(Web page and app entries)
# # # # # # #

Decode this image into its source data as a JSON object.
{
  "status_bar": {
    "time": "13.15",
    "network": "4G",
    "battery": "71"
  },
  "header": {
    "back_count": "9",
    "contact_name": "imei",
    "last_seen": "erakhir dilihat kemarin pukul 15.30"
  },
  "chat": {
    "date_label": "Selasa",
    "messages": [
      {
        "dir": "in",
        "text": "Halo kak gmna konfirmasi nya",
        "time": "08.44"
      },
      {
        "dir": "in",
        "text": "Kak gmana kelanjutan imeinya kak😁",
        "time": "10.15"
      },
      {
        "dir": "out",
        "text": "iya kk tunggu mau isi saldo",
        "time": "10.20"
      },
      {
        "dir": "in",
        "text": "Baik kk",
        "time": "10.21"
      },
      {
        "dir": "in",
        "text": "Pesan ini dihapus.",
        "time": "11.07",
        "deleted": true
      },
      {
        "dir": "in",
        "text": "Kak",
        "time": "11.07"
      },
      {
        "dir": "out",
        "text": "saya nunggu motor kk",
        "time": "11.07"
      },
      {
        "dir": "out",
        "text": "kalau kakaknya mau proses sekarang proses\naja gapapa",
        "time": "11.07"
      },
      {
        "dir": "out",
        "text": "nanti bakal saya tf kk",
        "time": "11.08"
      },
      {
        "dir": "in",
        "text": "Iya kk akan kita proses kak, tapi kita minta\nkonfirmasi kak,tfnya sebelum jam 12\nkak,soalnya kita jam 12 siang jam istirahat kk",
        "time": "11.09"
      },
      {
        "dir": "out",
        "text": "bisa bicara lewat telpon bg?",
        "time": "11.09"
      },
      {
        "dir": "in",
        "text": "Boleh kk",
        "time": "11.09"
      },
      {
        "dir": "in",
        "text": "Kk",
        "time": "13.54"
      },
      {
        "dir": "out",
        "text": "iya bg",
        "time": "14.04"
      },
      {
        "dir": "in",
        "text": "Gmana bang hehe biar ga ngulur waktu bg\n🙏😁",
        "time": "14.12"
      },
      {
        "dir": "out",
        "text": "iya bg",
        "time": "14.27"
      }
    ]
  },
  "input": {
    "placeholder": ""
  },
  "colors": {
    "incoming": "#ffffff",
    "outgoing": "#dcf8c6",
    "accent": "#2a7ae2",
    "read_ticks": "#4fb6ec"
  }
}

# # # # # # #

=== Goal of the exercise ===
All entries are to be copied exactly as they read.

=== Task solution ===
Decode this image into its source data as a JSON object.
{
  "status_bar": {
    "time": "13.15",
    "network": "4G",
    "battery": "71"
  },
  "header": {
    "back_count": "9",
    "contact_name": "imei",
    "last_seen": "erakhir dilihat kemarin pukul 15.30"
  },
  "chat": {
    "date_label": "Selasa",
    "messages": [
      {
        "dir": "in",
        "text": "Halo kak gmna konfirmasi nya",
        "time": "08.44"
      },
      {
        "dir": "in",
        "text": "Kak gmana kelanjutan imeinya kak😁",
        "time": "10.15"
      },
      {
        "dir": "out",
        "text": "iya kk tunggu mau isi saldo",
        "time": "10.20"
      },
      {
        "dir": "in",
        "text": "Baik kk",
        "time": "10.21"
      },
      {
        "dir": "in",
        "text": "Pesan ini dihapus.",
        "time": "11.07",
        "deleted": true
      },
      {
        "dir": "in",
        "text": "Kak",
        "time": "11.07"
      },
      {
        "dir": "out",
        "text": "saya nunggu motor kk",
        "time": "11.07"
      },
      {
        "dir": "out",
        "text": "kalau kakaknya mau proses sekarang proses\naja gapapa",
        "time": "11.07"
      },
      {
        "dir": "out",
        "text": "nanti bakal saya tf kk",
        "time": "11.08"
      },
      {
        "dir": "in",
        "text": "Iya kk akan kita proses kak, tapi kita minta\nkonfirmasi kak,tfnya sebelum jam 12\nkak,soalnya kita jam 12 siang jam istirahat kk",
        "time": "11.09"
      },
      {
        "dir": "out",
        "text": "bisa bicara lewat telpon bg?",
        "time": "11.09"
      },
      {
        "dir": "in",
        "text": "Boleh kk",
        "time": "11.09"
      },
      {
        "dir": "in",
        "text": "Kk",
        "time": "13.54"
      },
      {
        "dir": "out",
        "text": "iya bg",
        "time": "14.04"
      },
      {
        "dir": "in",
        "text": "Gmana bang hehe biar ga ngulur waktu bg\n🙏😁",
        "time": "14.12"
      },
      {
        "dir": "out",
        "text": "iya bg",
        "time": "14.27"
      }
    ]
  },
  "input": {
    "placeholder": ""
  },
  "colors": {
    "incoming": "#ffffff",
    "outgoing": "#dcf8c6",
    "accent": "#2a7ae2",
    "read_ticks": "#4fb6ec"
  }
}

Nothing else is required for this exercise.